:: Work instructions ::
Give the entries again exactly. Skip the pictures.

[Items from an interface collection]
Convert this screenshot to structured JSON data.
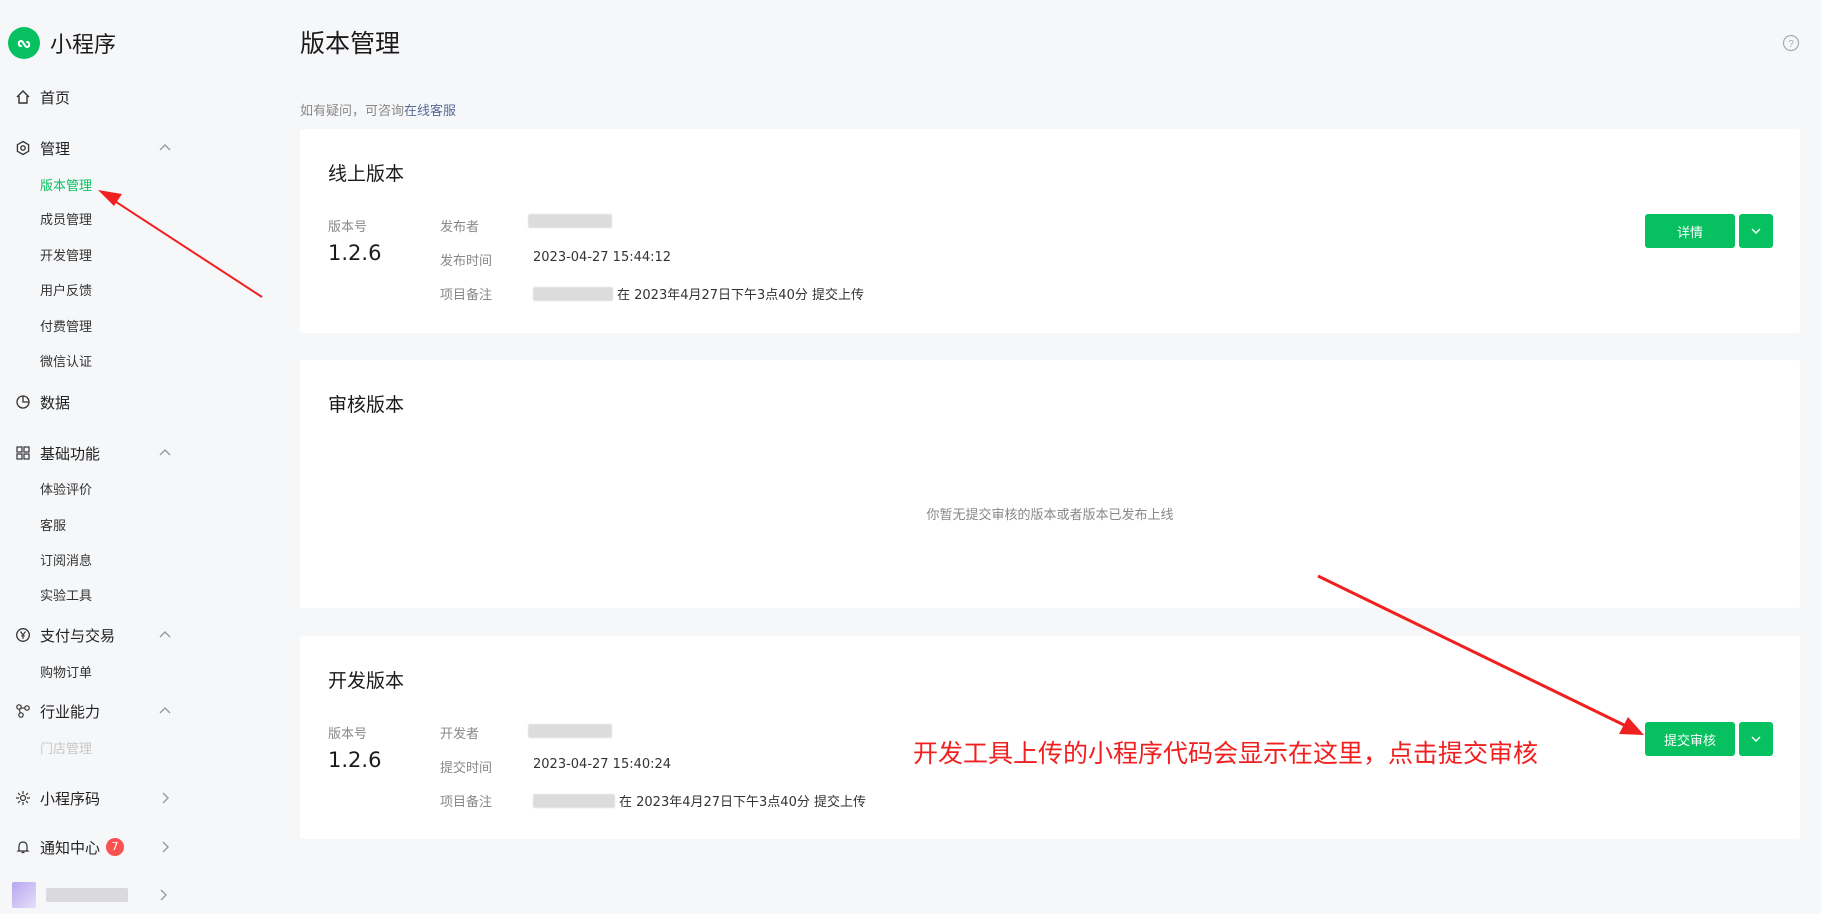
{
  "app": {
    "title": "小程序"
  },
  "colors": {
    "brand": "#07c160",
    "annotation": "#f02020",
    "link": "#576b95",
    "badge": "#fa5151"
  },
  "sidebar": {
    "home": {
      "label": "首页",
      "icon": "home-icon"
    },
    "manage": {
      "label": "管理",
      "icon": "settings-icon",
      "items": [
        {
          "label": "版本管理",
          "active": true
        },
        {
          "label": "成员管理"
        },
        {
          "label": "开发管理"
        },
        {
          "label": "用户反馈"
        },
        {
          "label": "付费管理"
        },
        {
          "label": "微信认证"
        }
      ]
    },
    "data": {
      "label": "数据",
      "icon": "pie-chart-icon"
    },
    "basic": {
      "label": "基础功能",
      "icon": "grid-icon",
      "items": [
        {
          "label": "体验评价"
        },
        {
          "label": "客服"
        },
        {
          "label": "订阅消息"
        },
        {
          "label": "实验工具"
        }
      ]
    },
    "pay": {
      "label": "支付与交易",
      "icon": "yen-icon",
      "items": [
        {
          "label": "购物订单"
        }
      ]
    },
    "industry": {
      "label": "行业能力",
      "icon": "nodes-icon",
      "items": [
        {
          "label": "门店管理"
        }
      ]
    },
    "qrcode": {
      "label": "小程序码",
      "icon": "sun-icon"
    },
    "notice": {
      "label": "通知中心",
      "icon": "bell-icon",
      "badge": "7"
    }
  },
  "main": {
    "title": "版本管理",
    "hint_prefix": "如有疑问，可咨询",
    "hint_link": "在线客服",
    "online": {
      "title": "线上版本",
      "version_label": "版本号",
      "version": "1.2.6",
      "publisher_label": "发布者",
      "time_label": "发布时间",
      "time": "2023-04-27 15:44:12",
      "note_label": "项目备注",
      "note_suffix": "在 2023年4月27日下午3点40分 提交上传",
      "detail_button": "详情"
    },
    "review": {
      "title": "审核版本",
      "empty": "你暂无提交审核的版本或者版本已发布上线"
    },
    "dev": {
      "title": "开发版本",
      "version_label": "版本号",
      "version": "1.2.6",
      "developer_label": "开发者",
      "time_label": "提交时间",
      "time": "2023-04-27 15:40:24",
      "note_label": "项目备注",
      "note_suffix": "在 2023年4月27日下午3点40分 提交上传",
      "submit_button": "提交审核"
    }
  },
  "annotation": {
    "text": "开发工具上传的小程序代码会显示在这里，点击提交审核"
  }
}
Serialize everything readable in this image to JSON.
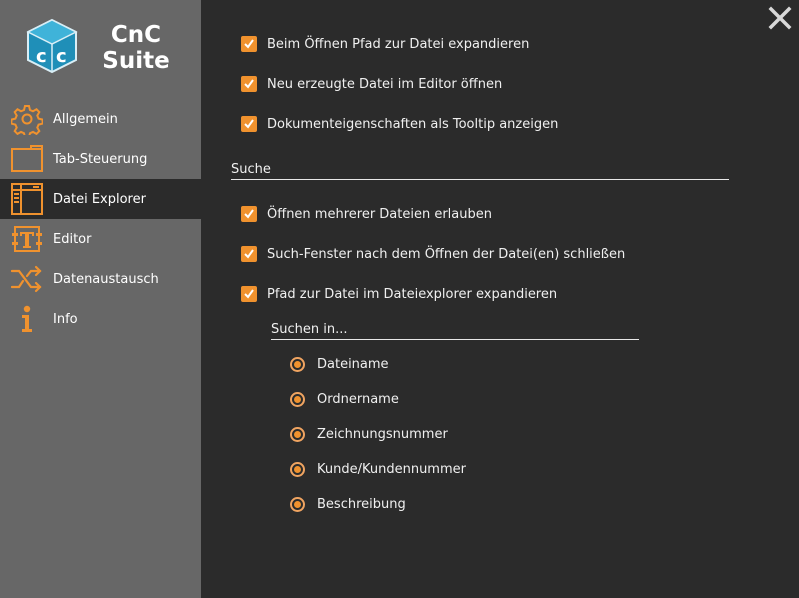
{
  "app": {
    "brand_line1": "CnC",
    "brand_line2": "Suite",
    "accent_color": "#f0922e"
  },
  "sidebar": {
    "items": [
      {
        "label": "Allgemein",
        "icon": "gear-icon",
        "active": false
      },
      {
        "label": "Tab-Steuerung",
        "icon": "tab-icon",
        "active": false
      },
      {
        "label": "Datei Explorer",
        "icon": "file-explorer-icon",
        "active": true
      },
      {
        "label": "Editor",
        "icon": "editor-icon",
        "active": false
      },
      {
        "label": "Datenaustausch",
        "icon": "shuffle-icon",
        "active": false
      },
      {
        "label": "Info",
        "icon": "info-icon",
        "active": false
      }
    ]
  },
  "options": {
    "general": [
      {
        "label": "Beim Öffnen Pfad zur Datei expandieren",
        "checked": true
      },
      {
        "label": "Neu erzeugte Datei im Editor öffnen",
        "checked": true
      },
      {
        "label": "Dokumenteigenschaften als Tooltip anzeigen",
        "checked": true
      }
    ],
    "search_title": "Suche",
    "search": [
      {
        "label": "Öffnen mehrerer Dateien erlauben",
        "checked": true
      },
      {
        "label": "Such-Fenster nach dem Öffnen der Datei(en) schließen",
        "checked": true
      },
      {
        "label": "Pfad zur Datei im Dateiexplorer expandieren",
        "checked": true
      }
    ],
    "search_in_title": "Suchen in...",
    "search_in": [
      {
        "label": "Dateiname",
        "selected": true
      },
      {
        "label": "Ordnername",
        "selected": true
      },
      {
        "label": "Zeichnungsnummer",
        "selected": true
      },
      {
        "label": "Kunde/Kundennummer",
        "selected": true
      },
      {
        "label": "Beschreibung",
        "selected": true
      }
    ]
  }
}
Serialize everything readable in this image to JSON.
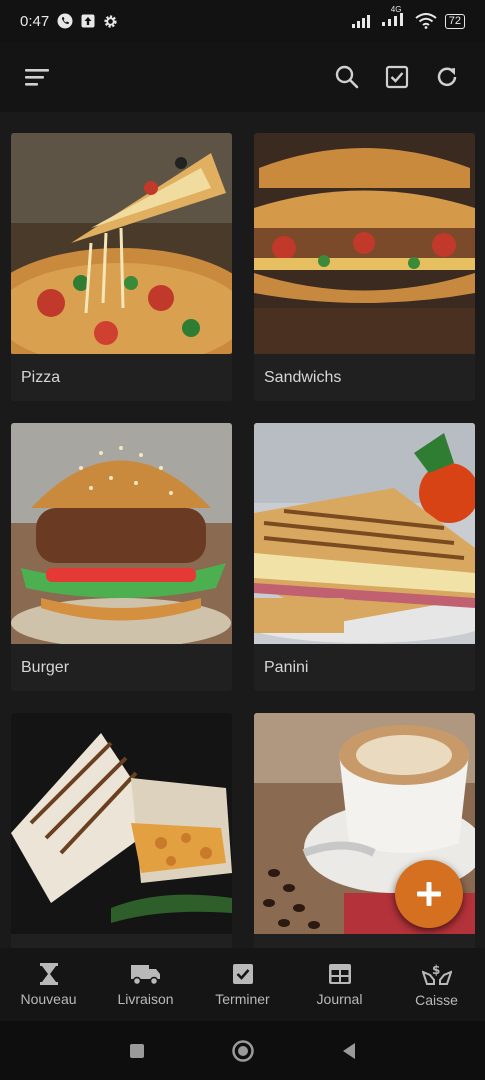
{
  "status": {
    "time": "0:47",
    "battery": "72",
    "network": "4G"
  },
  "toolbar": {
    "menu_icon": "hamburger-icon",
    "search_icon": "search-icon",
    "check_icon": "checkbox-icon",
    "refresh_icon": "refresh-icon"
  },
  "categories": [
    {
      "label": "Pizza",
      "icon": "pizza-photo"
    },
    {
      "label": "Sandwichs",
      "icon": "sandwich-photo"
    },
    {
      "label": "Burger",
      "icon": "burger-photo"
    },
    {
      "label": "Panini",
      "icon": "panini-photo"
    },
    {
      "label": "",
      "icon": "wrap-photo"
    },
    {
      "label": "",
      "icon": "coffee-photo"
    }
  ],
  "fab": {
    "icon": "plus-icon",
    "color": "#d4701f"
  },
  "nav": [
    {
      "label": "Nouveau",
      "icon": "hourglass-icon"
    },
    {
      "label": "Livraison",
      "icon": "truck-icon"
    },
    {
      "label": "Terminer",
      "icon": "checkbox-icon"
    },
    {
      "label": "Journal",
      "icon": "table-icon"
    },
    {
      "label": "Caisse",
      "icon": "cash-hands-icon"
    }
  ]
}
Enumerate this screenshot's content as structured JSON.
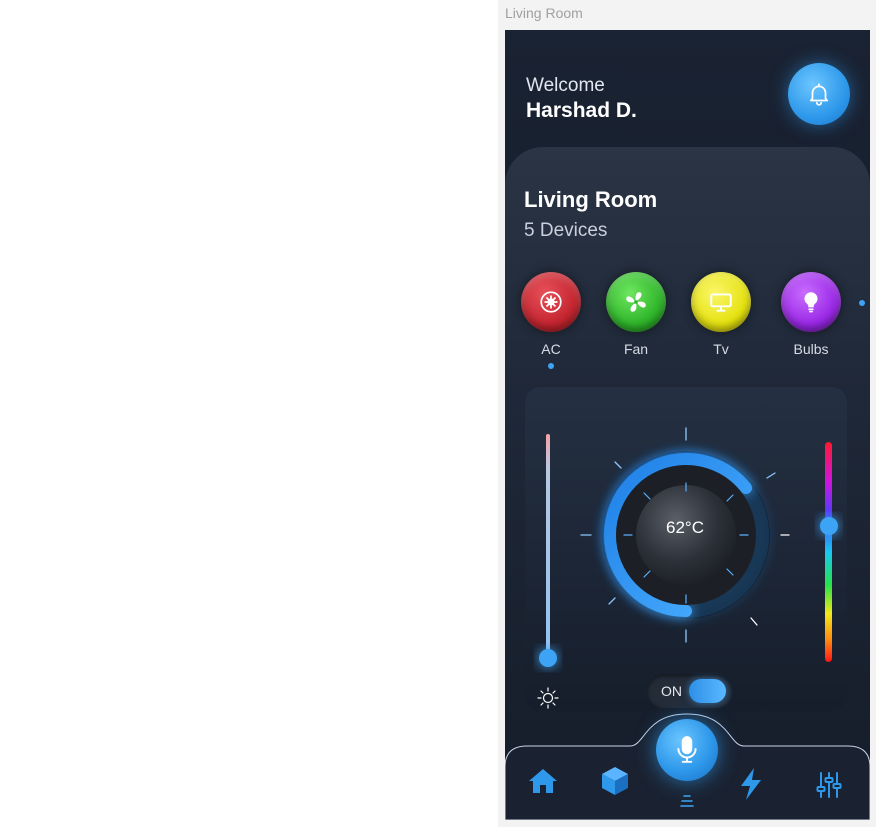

:: Exercise result ::
Convert this screenshot to structured JSON data.
{
  "app": {
    "title": "小程序"
  },
  "colors": {
    "brand": "#07c160",
    "annotation": "#f02020",
    "link": "#576b95",
    "badge": "#fa5151"
  },
  "sidebar": {
    "home": {
      "label": "首页",
      "icon": "home-icon"
    },
    "manage": {
      "label": "管理",
      "icon": "settings-icon",
      "items": [
        {
          "label": "版本管理",
          "active": true
        },
        {
          "label": "成员管理"
        },
        {
          "label": "开发管理"
        },
        {
          "label": "用户反馈"
        },
        {
          "label": "付费管理"
        },
        {
          "label": "微信认证"
        }
      ]
    },
    "data": {
      "label": "数据",
      "icon": "pie-chart-icon"
    },
    "basic": {
      "label": "基础功能",
      "icon": "grid-icon",
      "items": [
        {
          "label": "体验评价"
        },
        {
          "label": "客服"
        },
        {
          "label": "订阅消息"
        },
        {
          "label": "实验工具"
        }
      ]
    },
    "pay": {
      "label": "支付与交易",
      "icon": "yen-icon",
      "items": [
        {
          "label": "购物订单"
        }
      ]
    },
    "industry": {
      "label": "行业能力",
      "icon": "nodes-icon",
      "items": [
        {
          "label": "门店管理"
        }
      ]
    },
    "qrcode": {
      "label": "小程序码",
      "icon": "sun-icon"
    },
    "notice": {
      "label": "通知中心",
      "icon": "bell-icon",
      "badge": "7"
    }
  },
  "main": {
    "title": "版本管理",
    "hint_prefix": "如有疑问，可咨询",
    "hint_link": "在线客服",
    "online": {
      "title": "线上版本",
      "version_label": "版本号",
      "version": "1.2.6",
      "publisher_label": "发布者",
      "time_label": "发布时间",
      "time": "2023-04-27 15:44:12",
      "note_label": "项目备注",
      "note_suffix": "在 2023年4月27日下午3点40分 提交上传",
      "detail_button": "详情"
    },
    "review": {
      "title": "审核版本",
      "empty": "你暂无提交审核的版本或者版本已发布上线"
    },
    "dev": {
      "title": "开发版本",
      "version_label": "版本号",
      "version": "1.2.6",
      "developer_label": "开发者",
      "time_label": "提交时间",
      "time": "2023-04-27 15:40:24",
      "note_label": "项目备注",
      "note_suffix": "在 2023年4月27日下午3点40分 提交上传",
      "submit_button": "提交审核"
    }
  },
  "annotation": {
    "text": "开发工具上传的小程序代码会显示在这里，点击提交审核"
  }
}
Serialize everything readable in this image to JSON.
{
  "app": {
    "brand_line1": "CnC",
    "brand_line2": "Suite",
    "accent_color": "#f0922e"
  },
  "sidebar": {
    "items": [
      {
        "label": "Allgemein",
        "icon": "gear-icon",
        "active": false
      },
      {
        "label": "Tab-Steuerung",
        "icon": "tab-icon",
        "active": false
      },
      {
        "label": "Datei Explorer",
        "icon": "file-explorer-icon",
        "active": true
      },
      {
        "label": "Editor",
        "icon": "editor-icon",
        "active": false
      },
      {
        "label": "Datenaustausch",
        "icon": "shuffle-icon",
        "active": false
      },
      {
        "label": "Info",
        "icon": "info-icon",
        "active": false
      }
    ]
  },
  "options": {
    "general": [
      {
        "label": "Beim Öffnen Pfad zur Datei expandieren",
        "checked": true
      },
      {
        "label": "Neu erzeugte Datei im Editor öffnen",
        "checked": true
      },
      {
        "label": "Dokumenteigenschaften als Tooltip anzeigen",
        "checked": true
      }
    ],
    "search_title": "Suche",
    "search": [
      {
        "label": "Öffnen mehrerer Dateien erlauben",
        "checked": true
      },
      {
        "label": "Such-Fenster nach dem Öffnen der Datei(en) schließen",
        "checked": true
      },
      {
        "label": "Pfad zur Datei im Dateiexplorer expandieren",
        "checked": true
      }
    ],
    "search_in_title": "Suchen in...",
    "search_in": [
      {
        "label": "Dateiname",
        "selected": true
      },
      {
        "label": "Ordnername",
        "selected": true
      },
      {
        "label": "Zeichnungsnummer",
        "selected": true
      },
      {
        "label": "Kunde/Kundennummer",
        "selected": true
      },
      {
        "label": "Beschreibung",
        "selected": true
      }
    ]
  }
}
Serialize everything readable in this image to JSON.
{
  "status": {
    "time": "0:47",
    "battery": "72",
    "network": "4G"
  },
  "toolbar": {
    "menu_icon": "hamburger-icon",
    "search_icon": "search-icon",
    "check_icon": "checkbox-icon",
    "refresh_icon": "refresh-icon"
  },
  "categories": [
    {
      "label": "Pizza",
      "icon": "pizza-photo"
    },
    {
      "label": "Sandwichs",
      "icon": "sandwich-photo"
    },
    {
      "label": "Burger",
      "icon": "burger-photo"
    },
    {
      "label": "Panini",
      "icon": "panini-photo"
    },
    {
      "label": "",
      "icon": "wrap-photo"
    },
    {
      "label": "",
      "icon": "coffee-photo"
    }
  ],
  "fab": {
    "icon": "plus-icon",
    "color": "#d4701f"
  },
  "nav": [
    {
      "label": "Nouveau",
      "icon": "hourglass-icon"
    },
    {
      "label": "Livraison",
      "icon": "truck-icon"
    },
    {
      "label": "Terminer",
      "icon": "checkbox-icon"
    },
    {
      "label": "Journal",
      "icon": "table-icon"
    },
    {
      "label": "Caisse",
      "icon": "cash-hands-icon"
    }
  ]
}
Enumerate this screenshot's content as structured JSON.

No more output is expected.